Dozens of iOS apps that are supposed to be encrypting their users' data don't do it properly, according to a security researcher.
Will Strafach, CEO of Sudo Security Group, said he found 76 iOS apps that are vulnerable to an attack that can intercept protected data.
The developers of the apps have accidentally misconfigured the networking-related code so it will accept an invalid Transport Layer Security (TLS) certificate, Strafach claimed in a Monday blog post.
TLS is used to secure an app’s communication over an internet connection. Without it, a hacker can essentially eavesdrop over a network to spy on whatever data the app sends, such as login information.
“This sort of attack can be conducted by any party within Wi-Fi range of your device while it is in use,” Strafach said. “This can be anywhere in public, or even within your home if an attacker can get within close range.”
Strafach discovered the vulnerability in the 76 apps by scanning them with his company-developed security service, verify.ly, which he's promoting. It flagged “hundreds of applications” with a high likelihood of data interception.
He’s so far confirmed that these 76 apps possess the vulnerability. He did so by running them on an iPhone running iOS 10 and using a proxy to insert an invalid TLS certificate into the connection.
Strafach declared that 43 of the apps were either a high or medium risk, because they risked exposing login information and authentication tokens. Some of them are from “banks, medical providers, and other developers of sensitive applications,” he said.
He's not disclosing their names, to give them time to patch the problem.
The remaining 33 apps were deemed low risks because they revealed only partially sensitive data, such as email addresses. They include the free messaging service ooVoo, video uploaders to Snapchat and lesser-known music streaming services, among many others.
In all, the 76 apps have 18 million downloads, according to app market tracker Apptopia, Strafach said.
It’ll be up to the app developers to fix the problem, but it only involves changing a few lines of code, says Strafach, who’s been trying to contact the developers.
He included some warnings for developers in the blog post.
“Be extremely careful when inserting network-related code and changing application behaviors,” he wrote. “Many issues like this arise from an application developer not fully understanding the code they’ve borrowed from the web.”
Users of affected apps can protect themselves by turning off the Wi-Fi when in a public location, Strafach says.
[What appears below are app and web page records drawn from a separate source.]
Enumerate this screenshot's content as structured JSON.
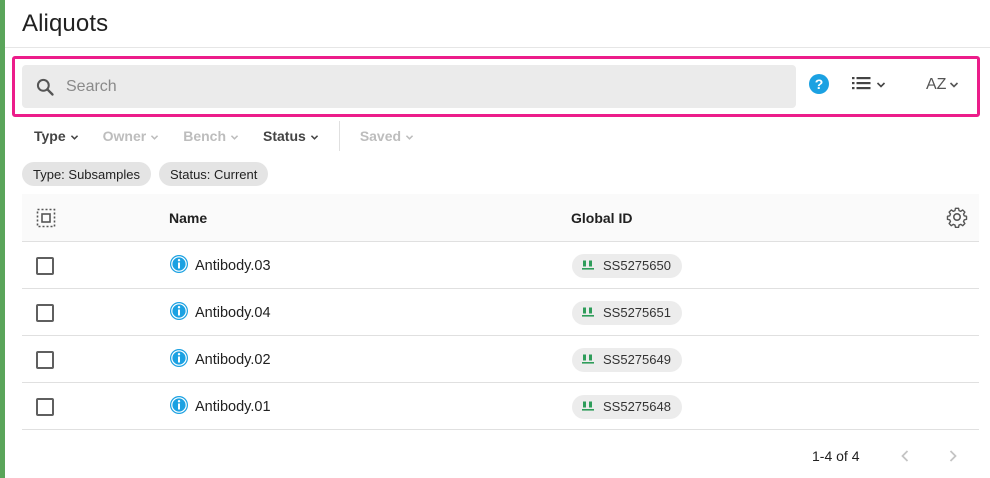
{
  "page": {
    "title": "Aliquots"
  },
  "search": {
    "placeholder": "Search"
  },
  "toolbar": {
    "sort_label": "AZ"
  },
  "filters": [
    {
      "label": "Type",
      "active": true
    },
    {
      "label": "Owner",
      "active": false
    },
    {
      "label": "Bench",
      "active": false
    },
    {
      "label": "Status",
      "active": true
    },
    {
      "label": "Saved",
      "active": false
    }
  ],
  "chips": [
    "Type: Subsamples",
    "Status: Current"
  ],
  "table": {
    "columns": {
      "name": "Name",
      "global_id": "Global ID"
    },
    "rows": [
      {
        "name": "Antibody.03",
        "global_id": "SS5275650"
      },
      {
        "name": "Antibody.04",
        "global_id": "SS5275651"
      },
      {
        "name": "Antibody.02",
        "global_id": "SS5275649"
      },
      {
        "name": "Antibody.01",
        "global_id": "SS5275648"
      }
    ]
  },
  "pagination": {
    "range_label": "1-4 of 4"
  },
  "colors": {
    "accent_pink": "#ec1c8a",
    "help_blue": "#1ba1e2",
    "info_blue": "#1ba1e2",
    "gid_green": "#2e9d5a",
    "left_bar_green": "#5aa55a"
  },
  "icons": {
    "search": "search-icon",
    "help": "help-icon",
    "view": "list-view-icon",
    "settings": "gear-icon",
    "info": "info-icon",
    "global_id": "subsample-icon",
    "prev": "chevron-left-icon",
    "next": "chevron-right-icon"
  }
}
That will force the phone to use a cellular connection to the internet, making it much harder for any hacker to eavesdrop unless they use expensive and illegal equipment, Strafach said.